Captains and guides in the program receive online training that covers general education about the sanctuary, its diverse habitats, and its fisheries. They also learn best practices that include using gear suited to the size of fish targeted and employing proper techniques and tools to revive fish if they are released. Blue Star Fishing Guide operators are required to follow legal and ethical standards as well as conservation measures such as proper fish handling. Program guidelines also encourage the use of barbless circle hooks whenever practical, and limit catch to what clients want for their own use. The program also encourages respect for other anglers.
Blue Star Fishing Guide operators receive branded materials to market their business as a sanctuary partner, plus educational materials to share with clients and customers on their vessel. Annual evaluations ensure compliance with program criteria and continued program excellence.
Gabriel and other guides say the need for angler education is painfully evident in the negative impacts on the Key’s sensitive marine habitat that they see when they’re on the water. Guides witness anchor damage to corals, propeller scars in seagrass meadows, entangled and discarded fishing line, abandoned traps, and trash.
“We pick up trash on every trip,” Gabriel says. “It’s really sad. We educate anglers every day that it is so important to keep the bays and the oceans clean and to not teach their trash to swim. Especially the bait boxes. I pick up a lot of those every week.”

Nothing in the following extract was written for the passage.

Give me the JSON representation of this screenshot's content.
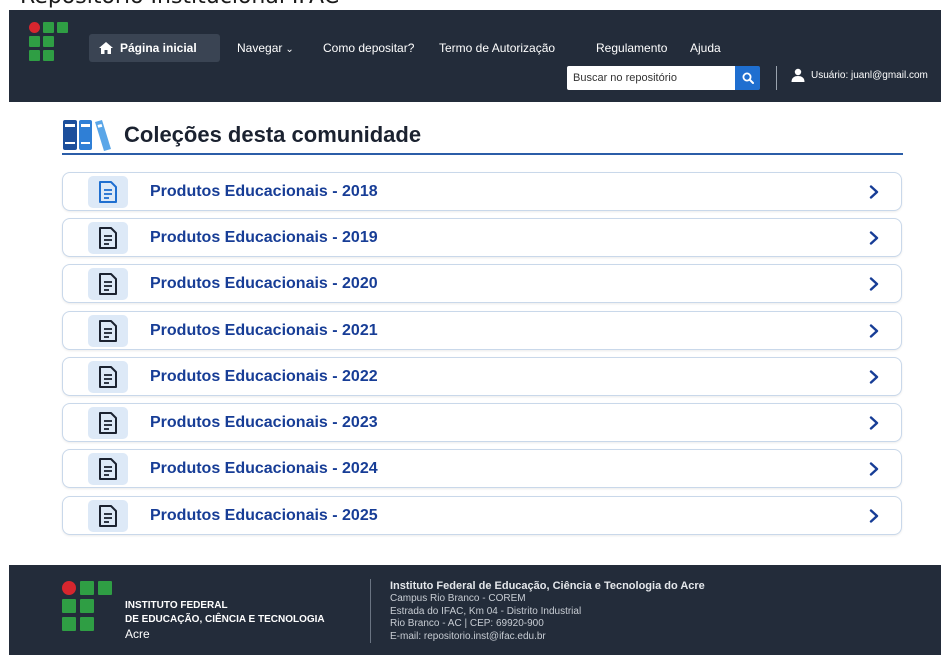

Adds Young: “We see a lot of people anchoring on the coral in shallow reefs, fishing in areas they are not supposed to, and taking fish that are undersized or out of season. Some visitors do not know, but many simply ignore the regulations and laws that are set in place to protect the Florida Keys.”
In addition to pollution and poor boating practices, guides say many visitors lack basic awareness about the sanctuary and their surroundings.
“Most clients are from outside the local area and really don’t have sanctuaries in their backyard or even realize they’re fishing in one until you tell them,” says Jim Loftus, owner of Mile Marker 27 Fishing Charters on Ramrod Key.
Young and other Blue Star guides say they are committed to helping the Keys remain a world-class fishery for current and future generations.
“The Florida Keys are a year-round fishing destination,” says Young. “The fishing is consistent, easily accessible, and inviting for every experience level. We are truly blessed to have the fisheries we do in the Florida Keys and as charter operators, it is our duty to protect it.”
The Blue Star Fishing Guide program was created by Florida Keys National Marine Sanctuary and the National Marine Sanctuary Foundation, in cooperation with NOAA Fisheries, Florida Fish and Wildlife Conservation Commission, Keep Florida Fishing, American Sportfishing Association, Coastal Conservation Association Florida, and Bonefish and Tarpon Trust.
If you’re planning a fishing trip to Florida Keys National Marine Sanctuary, consider a Blue Star Fishing Guide when making your charter reservations, so that you, too, can contribute to a sanctuary that will thrive and support sustainable sportfishing for generations to come. Fishing guides interested in becoming a Blue Star operator should contact the coordinator at firstname.lastname@example.org.
Kennedy Gullatte is a volunteer communications intern for NOAA’s Office of National Marine Sanctuaries and a sophomore at Florida A&M University.